The outstanding fruitiness of the grapes this year comes also from the sequence of warm daytime temperatures and very cool temperatures throughout the nights. Finally, very accurate weather forecasts were highly advantageous when it came to harvest planning.

In almost all wine-growing areas, the harvest was finished by mid-October. Those who still had grapes on their vines for higher gradation wines had to work all the harder because of rain during the last week of October. Any rot that began to appear had to be eliminated in more than one grape picking.

In general, a good vintage is expected, thanks to, above all, the excellent work put forth in the vineyards by the growers, as well as the blessings from heaven. With a harvest carried out with a quality-conscious focus, only a bit of additional work in the cellar is likely necessary.

Evaluation of the Vintage in the Wine-growing Areas

Styria

Wine lovers looked forward to this very fruity vintage, especially as the vineyards were cared for right through to the appropriate yield reduction. The big change in day-night temperatures strongly favoured the development of aromas and flavours in the wines for which the Steiermark is famous. As the grapes were spared from excessive rainfall, their quality was excellent right up to the end. This allowed for plenty of grapes from specific sites and for Prädikatswein to be harvested, with picking complete by the middle of October. In fact, the yields of this vintage overall were above average, although the amount for Prädikatswein was a bit lower than usual.

Vienna

Finally – a plentiful harvest! And the winemakers are pleased not only about this, but also because the wines are showing very good varietal characteristics. Fruitiness and pleasant acidity, together with alcohol levels that are not too high, are the positive factors which consumers will appreciate at the Heurigen as well as in the restaurants.

Lower Austria

In the Wachau, many grapes for Smaragd level wines were still hanging on the vines at the end of October. All across Niederösterreich, there is satisfaction with the quality of this year’s harvest, with the very positive evaluation based on markedly better acidity - especially when compared with that of the 2003 vintage. Also, there was very little dryness damage.

Despite the good ripeness levels, there were no extremely high gradations. Therefore, wines in the Classic and Steinfeder / Federspiel quality levels could be harvested in satisfactory amounts. The fruitiness is outstanding, accentuated by good acidity structure and body that is not overly opulent. The rains at the end of October of course meant more work for the producers, who were holding out for Prädikatswein. Significantly more pickings were necessary in order to eliminate damaged grapes. It is interesting to note that, this year, some later-harvested sites have performed as the better ones.

The feedback coming from all wine-growing areas of Niederösterreich is harmonious: producers are pleased about the good harvest yields - especially of Grüner Veltliner - and the particularly special fruitiness. Good and even mid-range sites with ample water storage capacity bore the best wines this year. The distinct varietal aromas and flavours reveal pleasant acidity backed by character as well as durability.

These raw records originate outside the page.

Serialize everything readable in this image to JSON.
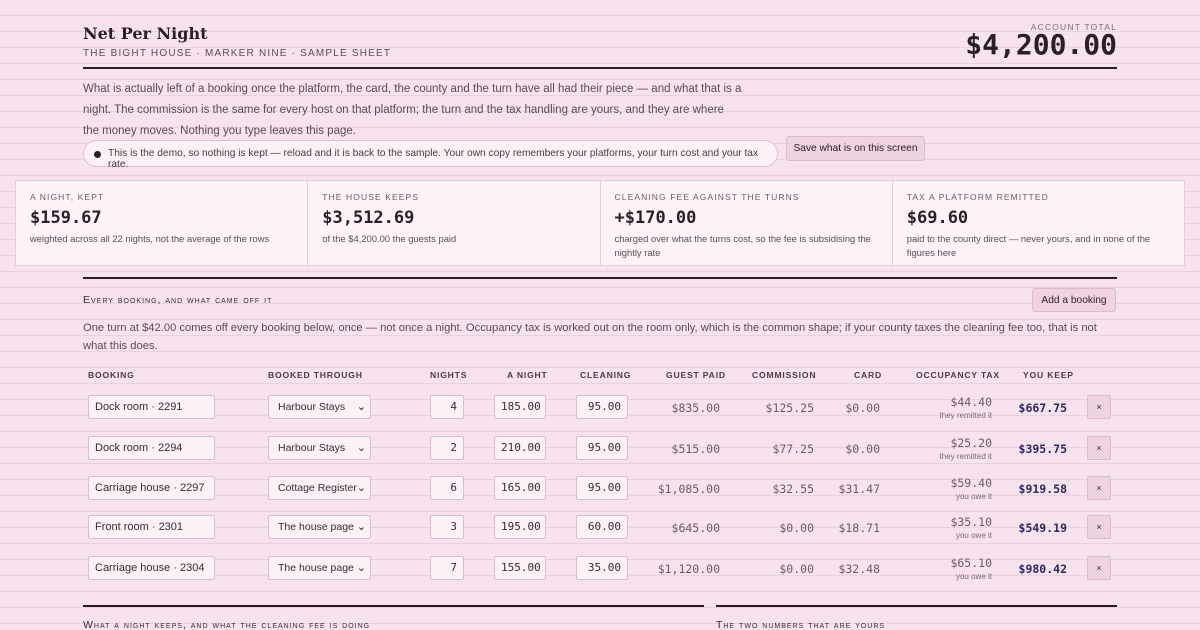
{
  "header": {
    "title": "Net Per Night",
    "subtitle": "THE BIGHT HOUSE · MARKER NINE · SAMPLE SHEET",
    "account_total_label": "ACCOUNT TOTAL",
    "account_total": "$4,200.00"
  },
  "intro": "What is actually left of a booking once the platform, the card, the county and the turn have all had their piece — and what that is a night. The commission is the same for every host on that platform; the turn and the tax handling are yours, and they are where the money moves. Nothing you type leaves this page.",
  "notice": "This is the demo, so nothing is kept — reload and it is back to the sample. Your own copy remembers your platforms, your turn cost and your tax rate.",
  "save_button": "Save what is on this screen",
  "stats": [
    {
      "label": "A NIGHT, KEPT",
      "value": "$159.67",
      "note": "weighted across all 22 nights, not the average of the rows"
    },
    {
      "label": "THE HOUSE KEEPS",
      "value": "$3,512.69",
      "note": "of the $4,200.00 the guests paid"
    },
    {
      "label": "CLEANING FEE AGAINST THE TURNS",
      "value": "+$170.00",
      "note": "charged over what the turns cost, so the fee is subsidising the nightly rate"
    },
    {
      "label": "TAX A PLATFORM REMITTED",
      "value": "$69.60",
      "note": "paid to the county direct — never yours, and in none of the figures here"
    }
  ],
  "bookings_section": {
    "title": "Every booking, and what came off it",
    "add_button": "Add a booking",
    "note": "One turn at $42.00 comes off every booking below, once — not once a night. Occupancy tax is worked out on the room only, which is the common shape; if your county taxes the cleaning fee too, that is not what this does."
  },
  "table": {
    "headers": [
      "BOOKING",
      "BOOKED THROUGH",
      "NIGHTS",
      "A NIGHT",
      "CLEANING",
      "GUEST PAID",
      "COMMISSION",
      "CARD",
      "OCCUPANCY TAX",
      "YOU KEEP"
    ],
    "rows": [
      {
        "booking": "Dock room · 2291",
        "platform": "Harbour Stays",
        "nights": "4",
        "rate": "185.00",
        "cleaning": "95.00",
        "guest_paid": "$835.00",
        "commission": "$125.25",
        "card": "$0.00",
        "tax": "$44.40",
        "tax_who": "they remitted it",
        "keep": "$667.75",
        "delete": "×"
      },
      {
        "booking": "Dock room · 2294",
        "platform": "Harbour Stays",
        "nights": "2",
        "rate": "210.00",
        "cleaning": "95.00",
        "guest_paid": "$515.00",
        "commission": "$77.25",
        "card": "$0.00",
        "tax": "$25.20",
        "tax_who": "they remitted it",
        "keep": "$395.75",
        "delete": "×"
      },
      {
        "booking": "Carriage house · 2297",
        "platform": "Cottage Register",
        "nights": "6",
        "rate": "165.00",
        "cleaning": "95.00",
        "guest_paid": "$1,085.00",
        "commission": "$32.55",
        "card": "$31.47",
        "tax": "$59.40",
        "tax_who": "you owe it",
        "keep": "$919.58",
        "delete": "×"
      },
      {
        "booking": "Front room · 2301",
        "platform": "The house page",
        "nights": "3",
        "rate": "195.00",
        "cleaning": "60.00",
        "guest_paid": "$645.00",
        "commission": "$0.00",
        "card": "$18.71",
        "tax": "$35.10",
        "tax_who": "you owe it",
        "keep": "$549.19",
        "delete": "×"
      },
      {
        "booking": "Carriage house · 2304",
        "platform": "The house page",
        "nights": "7",
        "rate": "155.00",
        "cleaning": "35.00",
        "guest_paid": "$1,120.00",
        "commission": "$0.00",
        "card": "$32.48",
        "tax": "$65.10",
        "tax_who": "you owe it",
        "keep": "$980.42",
        "delete": "×"
      }
    ]
  },
  "bottom_sections": {
    "left_title": "What a night keeps, and what the cleaning fee is doing",
    "right_title": "The two numbers that are yours"
  },
  "icons": {
    "select": "chevron-down-icon",
    "notice": "dot-icon"
  }
}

This was a result of healthy grapes, which were – somewhat similarly to last year - harvested until the third week of October via good planning and calm picking. Only those areas that experienced hailstorms - Kremstal, Traisental und Thermenregion - were particularly affected. Some site wines will certainly be missed.

Burgenland

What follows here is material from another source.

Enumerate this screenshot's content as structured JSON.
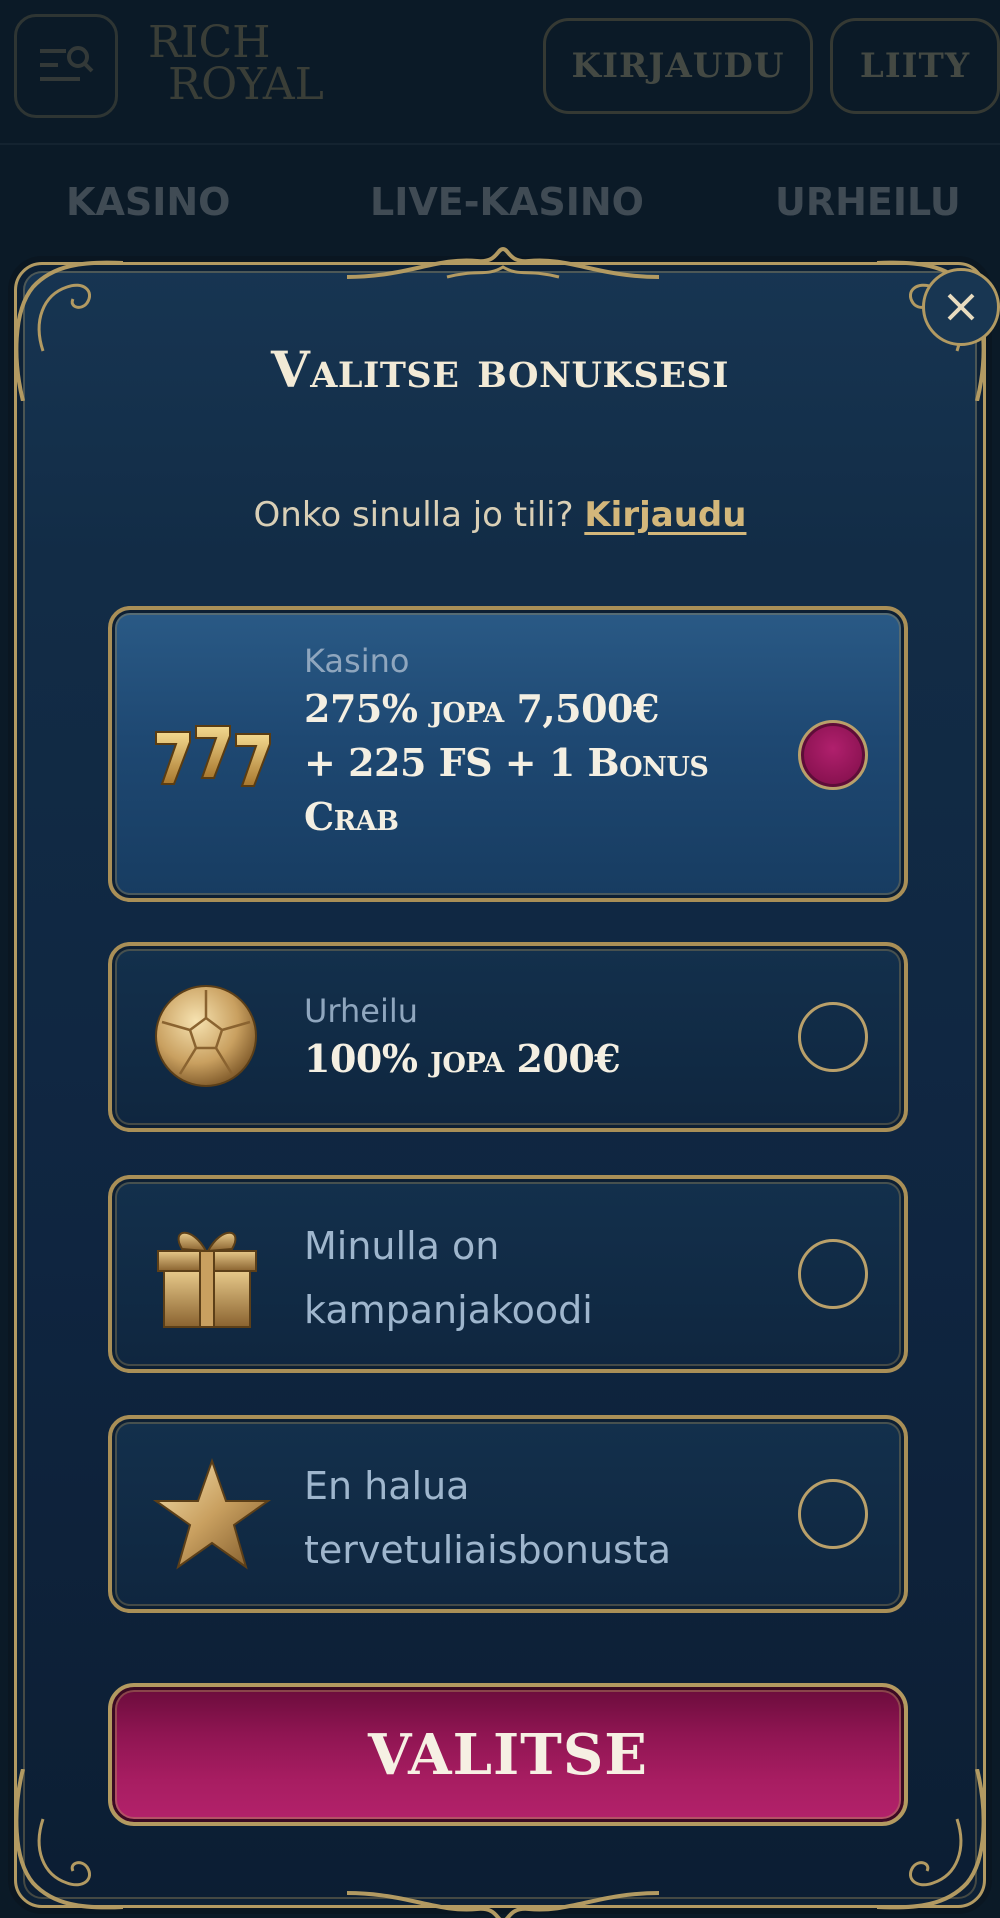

The dry, hot summer with a sufficient water supply helped create very fruity white wines here. Early-harvest varieties as well as grapes from later-harvested sites delivered seductive varietal aromas and flavours. The red wines are very intense in colour, and Blaufränkisch in particular is revealing a very distinct fruit and spice character. Also Zweigelt and Pinot Noir are giving impressive fruit tones. Hail damage – especially from the Leithagebirge to Mittelburgenland – did not allow for any compensation; the somewhat lower yields had been expected. The harvest was finished on October 20th, with the healthy grapes indicating that 2007 could be a very good vintage – one to be enjoyed for a long time.